Your objective: Only lines with the word "icon" are wanted; copy each of them from the listing below.

>>>>>

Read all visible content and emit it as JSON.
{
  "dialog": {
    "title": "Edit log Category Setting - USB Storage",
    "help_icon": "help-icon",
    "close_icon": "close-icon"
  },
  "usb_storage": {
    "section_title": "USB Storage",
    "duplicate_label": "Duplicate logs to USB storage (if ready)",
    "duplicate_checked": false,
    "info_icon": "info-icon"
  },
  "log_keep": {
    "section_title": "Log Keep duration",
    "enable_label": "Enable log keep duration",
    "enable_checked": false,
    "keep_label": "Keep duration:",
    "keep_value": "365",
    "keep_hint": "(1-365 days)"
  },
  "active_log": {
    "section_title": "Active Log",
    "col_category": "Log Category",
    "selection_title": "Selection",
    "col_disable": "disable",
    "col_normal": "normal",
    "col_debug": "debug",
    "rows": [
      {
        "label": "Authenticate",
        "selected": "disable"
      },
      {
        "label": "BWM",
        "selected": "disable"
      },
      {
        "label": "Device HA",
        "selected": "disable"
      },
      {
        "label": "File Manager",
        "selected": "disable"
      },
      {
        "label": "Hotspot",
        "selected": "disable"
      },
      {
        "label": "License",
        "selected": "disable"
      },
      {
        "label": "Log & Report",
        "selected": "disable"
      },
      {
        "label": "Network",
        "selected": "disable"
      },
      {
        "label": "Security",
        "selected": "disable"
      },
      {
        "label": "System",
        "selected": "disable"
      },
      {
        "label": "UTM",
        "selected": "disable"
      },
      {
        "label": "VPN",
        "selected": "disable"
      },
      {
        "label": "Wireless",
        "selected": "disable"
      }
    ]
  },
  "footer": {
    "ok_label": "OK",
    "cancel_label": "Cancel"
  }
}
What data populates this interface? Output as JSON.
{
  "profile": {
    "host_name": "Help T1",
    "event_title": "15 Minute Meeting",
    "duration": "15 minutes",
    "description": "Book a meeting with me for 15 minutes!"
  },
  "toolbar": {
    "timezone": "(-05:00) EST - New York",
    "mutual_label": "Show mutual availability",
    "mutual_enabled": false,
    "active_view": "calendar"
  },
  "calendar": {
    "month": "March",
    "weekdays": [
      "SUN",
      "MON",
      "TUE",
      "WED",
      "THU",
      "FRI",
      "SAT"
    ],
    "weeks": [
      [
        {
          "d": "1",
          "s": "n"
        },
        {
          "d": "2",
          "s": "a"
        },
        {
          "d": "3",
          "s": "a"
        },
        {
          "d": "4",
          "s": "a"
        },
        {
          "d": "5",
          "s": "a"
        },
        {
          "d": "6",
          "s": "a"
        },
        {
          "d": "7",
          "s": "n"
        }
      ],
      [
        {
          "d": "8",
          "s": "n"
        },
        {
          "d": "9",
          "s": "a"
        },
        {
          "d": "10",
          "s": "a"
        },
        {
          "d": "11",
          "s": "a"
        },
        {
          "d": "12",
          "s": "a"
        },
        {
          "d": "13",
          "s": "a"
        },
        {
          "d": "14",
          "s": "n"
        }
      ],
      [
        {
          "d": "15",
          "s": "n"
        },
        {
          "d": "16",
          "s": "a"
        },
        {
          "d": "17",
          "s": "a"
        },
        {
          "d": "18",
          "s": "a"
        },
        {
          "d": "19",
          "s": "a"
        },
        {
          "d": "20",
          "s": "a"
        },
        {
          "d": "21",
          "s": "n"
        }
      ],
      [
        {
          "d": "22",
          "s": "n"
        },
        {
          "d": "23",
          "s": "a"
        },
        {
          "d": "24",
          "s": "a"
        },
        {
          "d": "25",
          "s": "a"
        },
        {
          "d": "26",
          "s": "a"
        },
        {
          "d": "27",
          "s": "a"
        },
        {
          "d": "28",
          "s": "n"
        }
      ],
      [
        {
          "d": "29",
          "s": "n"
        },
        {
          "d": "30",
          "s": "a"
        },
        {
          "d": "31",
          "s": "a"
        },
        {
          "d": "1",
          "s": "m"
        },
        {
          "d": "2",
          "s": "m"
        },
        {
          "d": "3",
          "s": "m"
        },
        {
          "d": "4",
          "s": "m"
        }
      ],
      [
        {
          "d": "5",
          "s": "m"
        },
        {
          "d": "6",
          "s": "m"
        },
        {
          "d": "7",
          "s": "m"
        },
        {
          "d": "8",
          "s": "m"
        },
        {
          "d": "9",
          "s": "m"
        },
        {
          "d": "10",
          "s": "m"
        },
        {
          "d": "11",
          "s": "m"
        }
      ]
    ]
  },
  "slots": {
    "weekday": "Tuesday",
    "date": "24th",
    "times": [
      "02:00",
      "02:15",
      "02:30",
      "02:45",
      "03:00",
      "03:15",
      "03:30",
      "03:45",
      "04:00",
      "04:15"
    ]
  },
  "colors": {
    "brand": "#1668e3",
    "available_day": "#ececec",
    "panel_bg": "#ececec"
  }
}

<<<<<

Answer to the problem:
    "help_icon": "help-icon",
    "close_icon": "close-icon"
    "info_icon": "info-icon"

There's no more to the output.